Has there ever been such a misunderstood animal as the black cat? This ebony beauty is maligned in some cat circles (and they really should know better) as lacking facial expression. What utter tosh! I grew up with a jet black sweetheart of a cat named Penny and she had more expressions than most humans. She could wither you with a look at twenty paces, or melt your heart – depending on her mood and what you had done to either upset her, or please her, at the time.
These days we share our home with a young black feline called Serafina. At two years old, she is barely past the climbing the curtains stage, but she has already developed that art of looking innocent when she is 100% guilty. No expression? Oh, please!
Taking a more global picture though, feelings run high – both for and against. Worshipped by the ancient Egyptians (along with every other colour of cat), black cats have traditionally been lucky in Asia and Great Britain. But, if a black cat crosses your path in the USA, you’d better look out, as it is extremely unlucky. However, the poor feline can’t escape evil connotations even in supposedly friendly Britain. There, should a black cat cross the path of a funeral procession, be assured the death of another family member will follow while, in contrast, ancient Scottish folk lore states that, if a strange black cat arrives on your porch, it will bring prosperity to the owner of the house.
In Yorkshire, the situation is even more confused. While it is lucky to share your home with a black cat, if one crosses your path, beware, because misfortune will surely strike you.
And so the confusion goes on. But a certain consistency emerges when the subject moves to the relationship between witchcraft and black cats.
The connection between the two goes way back, certainly to the Middle Ages, where black cats were often believed to be witches in disguise. It was also said that their nocturnal habits meant they were natural servants of the devil (although why that belief should specifically apply to black cats is anyone’s guess). Nevertheless, the superstitions went further and even held that, should a witch turn human, her black cat would no longer live with her and must find another to serve.

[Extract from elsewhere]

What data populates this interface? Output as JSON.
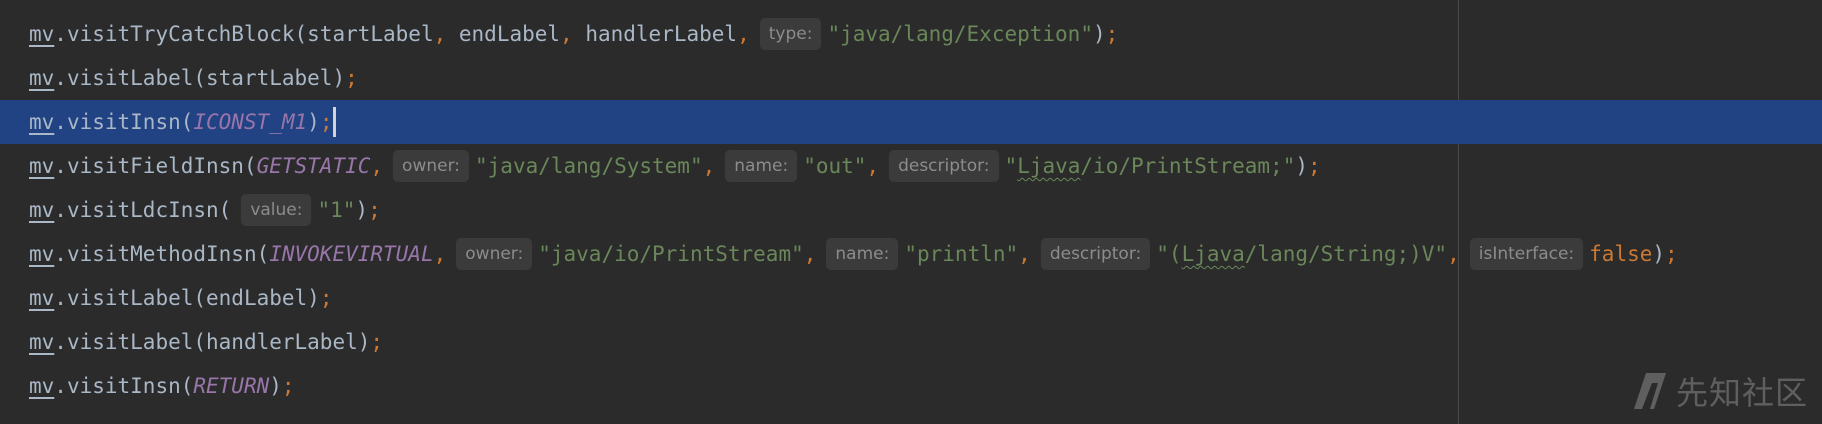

Black cats were the archetypal witches’ familiars and often suffered the same fate as their mistresses (or occasionally, masters), being killed by fire or other vicious means.

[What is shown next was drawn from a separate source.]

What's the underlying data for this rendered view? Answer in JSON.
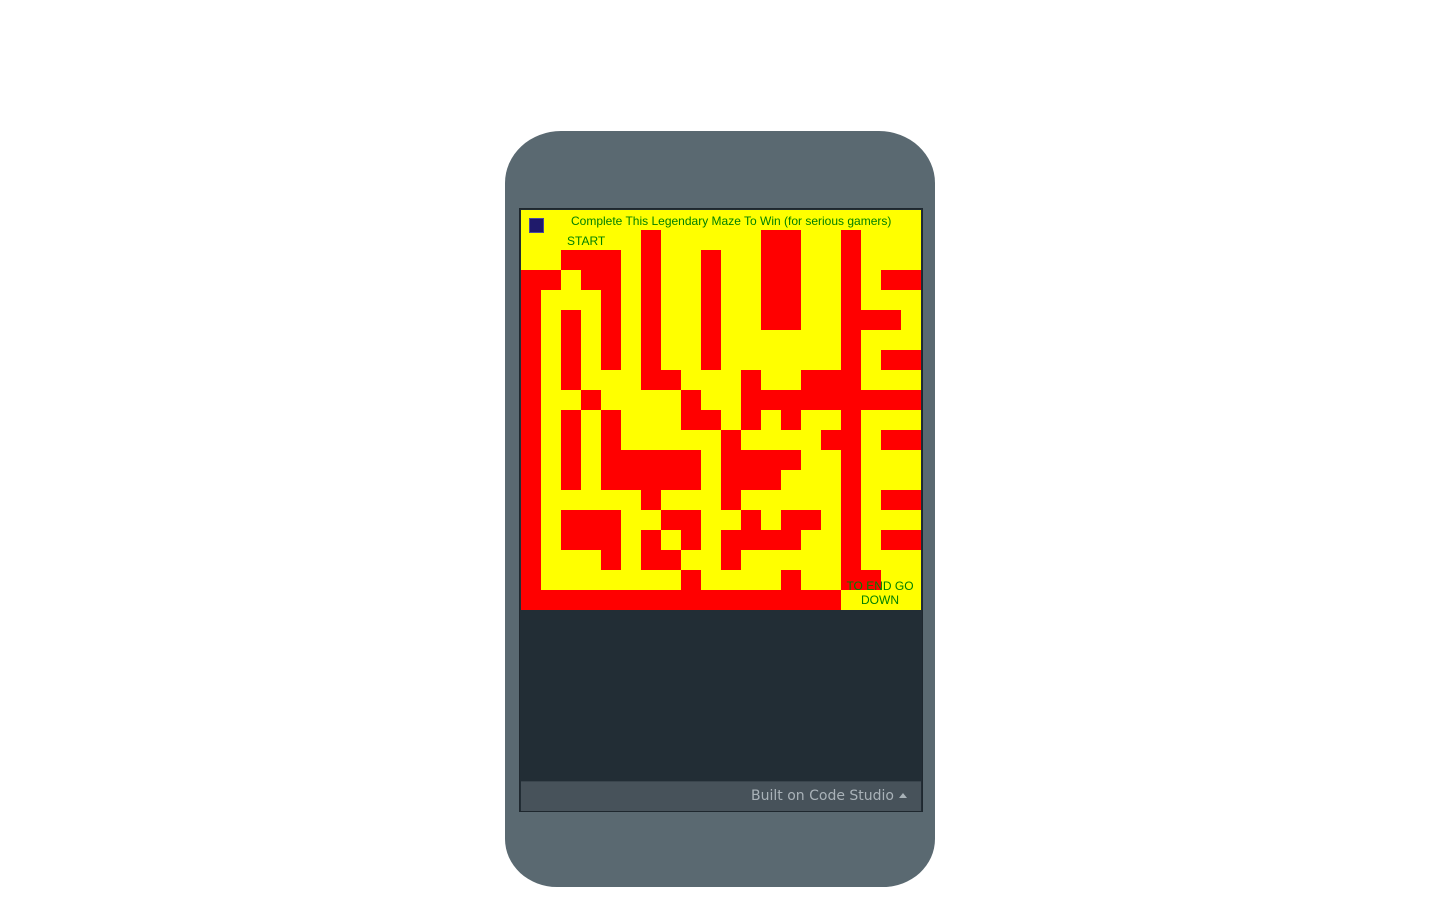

When the witch cast her spells, the cat would look on, doing her bidding, shapeshifting at will. It seemed the witch was virtually powerless without her familiar. Yet, in order to protect their homes against witches, people would often wall up a black cat. I would like to believe they used roadkill or animals that had died of old age, but evidence shows that the cats were frequently (if not always) alive at the time. In Britain, mummified remains have been found in archeological investigations of homes over many centuries, even up to the 19th.
All this would now, to our twenty-first century sophisticated eyes, seem like daft old superstition and ignorance if it weren’t for the prejudice that still exists towards these beautiful creatures. Many animal shelters will tell you (even in the UK) that black cats and kittens are difficult to rehome because people shy away from them, preferring the lighter or multi-coloured felines.
Meanwhile, through all this controversy, the black cat continues on his/her own majestic way, with a knowing look in those emerald, blue or amber eyes. After all, once they were worshipped. They have never forgotten this and one day, normal service will be resumed.
In my latest novel – Damned by the Ancients – a cat features prominently, as do a cat goddess or two. Here’s what to expect:
INFINITY IN DEATH
Gabriele Ziegler is a young art student who becomes infatuated with charismatic archeologist Dr. Emeryk Quintillus. Only too late does she realize his true designs on her. He is obsessed with resurrecting Cleopatra and has retained the famed artist Gustav Klimt to render Gabriele as the Queen of the Nile, using ashes from Cleopatra’s mummy mixed with the paint. The result is a lifelike portrait emitting an aura of unholy evil . . .
The Mortimer family has moved into Quintillus’s former home, Villa Dürnstein. In its basement they find an original Klimt masterpiece—a portrait of Cleopatra art scholars never knew existed. But that’s not all that resides within the villa’s vault. Nine-year-old Heidi Mortimer tells her parents that a strange man lives there.
Quintillus’s desire to be with Cleopatra transcends death. His spirit will not rest until he has brought her back from the netherworld. Even if he has to sacrifice the soul of a child . . .
Damned by the Ancients is available from:
About the author:
Following a varied career in sales, advertising and career guidance, Catherine Cavendish is now the full-time author of a number of paranormal, ghostly and Gothic horror novels, novellas and short stories. Cat’s novels include the Nemesis of the Gods trilogy – Wrath of the Ancients, Waking the Ancients and Damned by the Ancients, plus The Devil’s Serenade, The Pendle Curse and Saving Grace Devine.
Her novellas include Linden Manor, Cold Revenge, Miss Abigail’s Room, The Demons of Cambian Street, Dark Avenging Angel, The Devil Inside Her, and The Second Wife
She lives with her long-suffering husband, and a black cat who has never forgotten that her species used to be worshipped in ancient Egypt. She sees no reason why that practice should not continue. Cat and her family divide their time between Liverpool and a 260-year-old haunted apartment in North Wales.
You can connect with Cat here: